"I am dead tired, unwilling to even expend the effort to climb down out of the cab. Steve and his crew begin to move the engine out into the sunlight, as I wonder why I put myself through this every third Sunday. I am standing in the gangway as we roll out of the building with the bell ringing, and I see a little girl with her hands over her ears, mouth in a little O, halfway hiding behind her father, and I am reminded."

There were many "little girls" along the track today and Iím always amazed at how many are in awe whenever we move the locomotives around. Especially when the moves are unscheduled and unexpected. It seems like the Park just sort of gravitates trackside when we start blowing the whistle and ringing the bell.

Once parked at the platform, we gather all the help that is handy, and proceed to unload our new "digital" moving sign and install it atop the posts near the grade crossing. Once that is done, I get clearance from the dispatcher and Brian and I roll the train down the tail track and tie it down on a skate.

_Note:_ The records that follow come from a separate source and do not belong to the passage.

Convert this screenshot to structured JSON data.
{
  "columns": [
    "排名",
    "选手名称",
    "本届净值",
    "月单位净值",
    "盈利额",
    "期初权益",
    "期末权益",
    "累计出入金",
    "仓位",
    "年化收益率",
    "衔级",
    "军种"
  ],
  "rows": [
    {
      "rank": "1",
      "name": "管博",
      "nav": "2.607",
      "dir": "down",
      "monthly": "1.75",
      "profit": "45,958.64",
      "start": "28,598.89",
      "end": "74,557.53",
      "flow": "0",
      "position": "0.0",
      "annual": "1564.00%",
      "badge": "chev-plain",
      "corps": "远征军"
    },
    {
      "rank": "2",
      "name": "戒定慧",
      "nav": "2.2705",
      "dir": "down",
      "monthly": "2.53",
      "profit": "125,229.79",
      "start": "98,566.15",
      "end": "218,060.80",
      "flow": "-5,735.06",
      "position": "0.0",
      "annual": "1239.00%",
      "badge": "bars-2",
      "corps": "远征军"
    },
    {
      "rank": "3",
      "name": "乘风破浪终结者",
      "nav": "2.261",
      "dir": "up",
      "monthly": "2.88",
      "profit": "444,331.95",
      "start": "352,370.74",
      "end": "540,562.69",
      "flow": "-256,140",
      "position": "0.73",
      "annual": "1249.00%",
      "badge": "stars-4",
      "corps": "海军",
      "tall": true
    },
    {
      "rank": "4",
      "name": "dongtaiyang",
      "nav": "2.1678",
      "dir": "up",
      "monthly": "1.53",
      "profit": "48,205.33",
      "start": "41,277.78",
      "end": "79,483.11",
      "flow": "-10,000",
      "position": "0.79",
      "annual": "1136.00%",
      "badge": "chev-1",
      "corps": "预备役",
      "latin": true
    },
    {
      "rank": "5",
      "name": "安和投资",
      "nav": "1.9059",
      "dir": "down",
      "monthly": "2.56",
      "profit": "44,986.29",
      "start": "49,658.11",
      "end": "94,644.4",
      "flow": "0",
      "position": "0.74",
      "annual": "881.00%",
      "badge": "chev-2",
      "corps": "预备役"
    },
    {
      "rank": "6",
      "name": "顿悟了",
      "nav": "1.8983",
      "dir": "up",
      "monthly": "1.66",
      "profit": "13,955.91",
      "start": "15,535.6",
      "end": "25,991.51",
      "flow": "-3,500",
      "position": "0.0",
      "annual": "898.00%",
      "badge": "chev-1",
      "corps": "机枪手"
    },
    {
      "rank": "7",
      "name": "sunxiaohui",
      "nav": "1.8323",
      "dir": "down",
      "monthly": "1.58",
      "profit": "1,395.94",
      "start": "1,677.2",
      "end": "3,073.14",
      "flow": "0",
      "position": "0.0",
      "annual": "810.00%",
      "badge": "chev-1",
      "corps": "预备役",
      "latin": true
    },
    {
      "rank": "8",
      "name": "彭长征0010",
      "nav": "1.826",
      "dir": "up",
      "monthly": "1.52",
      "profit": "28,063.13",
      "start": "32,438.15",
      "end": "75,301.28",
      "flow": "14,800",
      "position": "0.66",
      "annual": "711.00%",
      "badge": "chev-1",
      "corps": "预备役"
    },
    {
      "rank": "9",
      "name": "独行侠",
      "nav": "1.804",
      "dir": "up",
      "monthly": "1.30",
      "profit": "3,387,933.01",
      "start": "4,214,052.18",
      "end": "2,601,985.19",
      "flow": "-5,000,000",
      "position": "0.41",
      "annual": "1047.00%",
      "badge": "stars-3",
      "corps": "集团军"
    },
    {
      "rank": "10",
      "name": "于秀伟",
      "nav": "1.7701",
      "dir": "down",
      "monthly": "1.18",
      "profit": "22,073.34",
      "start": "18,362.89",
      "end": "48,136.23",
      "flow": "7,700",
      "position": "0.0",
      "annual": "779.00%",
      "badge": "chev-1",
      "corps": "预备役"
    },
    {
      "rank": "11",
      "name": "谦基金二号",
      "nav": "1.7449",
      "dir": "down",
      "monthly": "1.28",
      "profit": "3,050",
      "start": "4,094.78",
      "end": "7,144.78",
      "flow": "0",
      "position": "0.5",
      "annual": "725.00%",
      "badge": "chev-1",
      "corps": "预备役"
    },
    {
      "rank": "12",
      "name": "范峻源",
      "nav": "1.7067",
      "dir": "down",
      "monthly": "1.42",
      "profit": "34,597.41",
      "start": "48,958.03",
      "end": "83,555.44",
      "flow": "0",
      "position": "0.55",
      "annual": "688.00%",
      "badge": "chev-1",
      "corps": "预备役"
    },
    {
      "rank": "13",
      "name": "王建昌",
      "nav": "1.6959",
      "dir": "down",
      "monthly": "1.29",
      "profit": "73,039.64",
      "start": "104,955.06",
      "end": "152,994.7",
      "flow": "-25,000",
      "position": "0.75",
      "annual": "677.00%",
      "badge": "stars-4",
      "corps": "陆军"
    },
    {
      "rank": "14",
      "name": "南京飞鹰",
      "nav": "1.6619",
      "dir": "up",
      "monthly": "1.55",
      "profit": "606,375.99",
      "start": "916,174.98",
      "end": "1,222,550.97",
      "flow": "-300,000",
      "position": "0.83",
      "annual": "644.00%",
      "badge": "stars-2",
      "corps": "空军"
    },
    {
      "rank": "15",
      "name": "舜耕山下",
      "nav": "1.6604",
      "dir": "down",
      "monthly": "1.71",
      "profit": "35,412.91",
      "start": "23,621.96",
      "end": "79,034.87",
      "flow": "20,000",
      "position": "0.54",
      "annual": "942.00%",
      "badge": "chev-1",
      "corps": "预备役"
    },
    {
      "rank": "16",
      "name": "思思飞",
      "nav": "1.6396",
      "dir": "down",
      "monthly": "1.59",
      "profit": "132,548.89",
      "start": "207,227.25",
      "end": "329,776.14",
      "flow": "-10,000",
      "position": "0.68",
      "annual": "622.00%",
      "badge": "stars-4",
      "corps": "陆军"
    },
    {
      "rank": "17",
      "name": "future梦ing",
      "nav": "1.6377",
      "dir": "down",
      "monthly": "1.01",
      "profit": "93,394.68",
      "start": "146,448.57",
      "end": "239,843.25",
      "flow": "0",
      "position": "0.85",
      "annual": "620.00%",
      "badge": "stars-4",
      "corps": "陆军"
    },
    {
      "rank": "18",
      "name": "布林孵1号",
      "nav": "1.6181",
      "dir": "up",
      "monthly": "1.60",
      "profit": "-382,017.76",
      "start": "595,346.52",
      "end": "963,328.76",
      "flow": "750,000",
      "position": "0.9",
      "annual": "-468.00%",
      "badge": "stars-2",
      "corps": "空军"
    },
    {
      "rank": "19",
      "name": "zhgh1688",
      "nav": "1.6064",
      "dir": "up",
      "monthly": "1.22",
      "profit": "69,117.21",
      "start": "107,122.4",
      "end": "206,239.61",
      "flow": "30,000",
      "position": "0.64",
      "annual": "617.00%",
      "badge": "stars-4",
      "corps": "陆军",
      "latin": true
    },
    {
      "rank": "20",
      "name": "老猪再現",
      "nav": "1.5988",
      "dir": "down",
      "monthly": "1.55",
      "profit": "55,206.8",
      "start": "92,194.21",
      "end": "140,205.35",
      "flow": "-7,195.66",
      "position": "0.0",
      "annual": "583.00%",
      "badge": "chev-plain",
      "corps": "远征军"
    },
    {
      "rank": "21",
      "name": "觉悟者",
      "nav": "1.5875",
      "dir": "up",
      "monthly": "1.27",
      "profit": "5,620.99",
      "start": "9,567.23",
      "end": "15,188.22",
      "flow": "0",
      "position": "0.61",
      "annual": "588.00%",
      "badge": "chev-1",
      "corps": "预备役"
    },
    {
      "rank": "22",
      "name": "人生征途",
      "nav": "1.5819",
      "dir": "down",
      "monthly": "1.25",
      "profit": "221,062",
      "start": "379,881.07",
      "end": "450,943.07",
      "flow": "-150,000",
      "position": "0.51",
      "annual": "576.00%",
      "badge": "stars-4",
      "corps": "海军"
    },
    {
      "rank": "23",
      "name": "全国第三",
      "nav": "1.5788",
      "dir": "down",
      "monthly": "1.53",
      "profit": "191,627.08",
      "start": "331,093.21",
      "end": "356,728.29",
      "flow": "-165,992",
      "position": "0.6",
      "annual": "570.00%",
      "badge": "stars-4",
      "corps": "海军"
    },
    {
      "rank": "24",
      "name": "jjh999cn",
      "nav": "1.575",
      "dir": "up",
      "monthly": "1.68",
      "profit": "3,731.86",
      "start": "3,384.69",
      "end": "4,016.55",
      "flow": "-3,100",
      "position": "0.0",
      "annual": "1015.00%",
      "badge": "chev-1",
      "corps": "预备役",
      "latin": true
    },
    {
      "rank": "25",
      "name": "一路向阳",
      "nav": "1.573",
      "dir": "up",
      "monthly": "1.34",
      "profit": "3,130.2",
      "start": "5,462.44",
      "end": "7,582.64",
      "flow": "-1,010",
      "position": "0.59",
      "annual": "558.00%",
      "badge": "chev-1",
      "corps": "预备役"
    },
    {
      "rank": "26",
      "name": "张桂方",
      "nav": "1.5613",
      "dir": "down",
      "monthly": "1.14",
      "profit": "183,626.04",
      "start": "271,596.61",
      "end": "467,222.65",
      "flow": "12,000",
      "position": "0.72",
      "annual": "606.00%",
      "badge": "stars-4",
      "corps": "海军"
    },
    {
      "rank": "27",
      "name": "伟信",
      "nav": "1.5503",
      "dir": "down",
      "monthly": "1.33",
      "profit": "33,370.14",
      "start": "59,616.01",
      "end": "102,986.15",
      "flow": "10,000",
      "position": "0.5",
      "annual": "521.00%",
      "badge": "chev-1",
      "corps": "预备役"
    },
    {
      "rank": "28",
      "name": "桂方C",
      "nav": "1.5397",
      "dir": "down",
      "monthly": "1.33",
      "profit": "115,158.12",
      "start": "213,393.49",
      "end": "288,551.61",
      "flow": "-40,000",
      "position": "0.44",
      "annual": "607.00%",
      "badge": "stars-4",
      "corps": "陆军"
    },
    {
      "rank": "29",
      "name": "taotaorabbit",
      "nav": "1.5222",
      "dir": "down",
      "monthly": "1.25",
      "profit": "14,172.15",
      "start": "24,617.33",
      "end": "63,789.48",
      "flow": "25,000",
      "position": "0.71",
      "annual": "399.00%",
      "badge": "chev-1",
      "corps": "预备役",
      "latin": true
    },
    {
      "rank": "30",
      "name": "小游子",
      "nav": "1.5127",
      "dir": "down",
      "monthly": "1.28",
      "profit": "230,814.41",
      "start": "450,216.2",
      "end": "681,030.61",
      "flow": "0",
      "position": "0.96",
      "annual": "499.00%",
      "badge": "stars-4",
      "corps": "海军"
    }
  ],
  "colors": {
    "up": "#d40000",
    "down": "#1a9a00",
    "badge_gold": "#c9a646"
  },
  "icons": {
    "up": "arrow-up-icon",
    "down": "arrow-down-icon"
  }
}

I lube the speedometer drive wheel which has been squeaking and then secure the locomotive for the night.

I want to finish my caboose door tonight, so I pull out and head to Burbank about 4:30 p.m.

2 August 1998

I had promised Gregory that if he would go with me to install the door on my caboose, I would take him to IHOP for breakfast. The deal is that he would have to get up and get dressed early enough so that we could leave between 7 and 7:30 a.m. without waking up the rest of the house. Sure enough, at 7:01 he is whispering in my ear that it is time to get up, and by 7:30 a.m. we are loaded and on the road.

We arrive in Santa Clarita by about 8:30 a.m. and the first thing I notice is that the entire caboose has been painted flat black. They talked about using it on a commercial, and were going to paint it, but I wasnít expecting this.

Gregory and I set about removing the temporary wooden door and then carry the new door and set it in place. Thatís when we start to realize that that the door is just fine, but the door frame is a little off. The two jams arenít parallel and are closer at the bottom. The new door is also thicker, which means that I have to completely remove and reinstall the piano hinge. By 10:30 a.m., my half-hour job is pushing 2 hours, and the batteries on my drill motor are dying. We donít have any power to charge them and I am using self drilling & tapping screws so I have to have power. I finally have enough screws in place and the lock is working well enough that I can leave it and head down to the Park for Ops.

I arrive at the Park a little after the 2nd shift has started expecting to see everyone committed to a position. Instead I see at least 3 rules-qualified persons standing around the platform, obviously idle. Works out that they have more than enough crew members despite the light sign-ups.

In fact Iím idle until the 3rd shift and I am forced to stand around telling stories about cabooses and other important subjects.

Jim Hoffmann, todayís dispatcher, assigns me to 3rd shift engineer, and I am amazed to discover that our vibration is even less noticeable today than yesterday. Amazing! We still need to replace it though. The rubber in it is obviously bad.

I move to brakeman for the 4th shift and we finally put it away by 6:00 p.m.


E-mail questions and comments to SCSRA Dispatcher
Copyright 1998. The Southern California Scenic Railway Association Inc.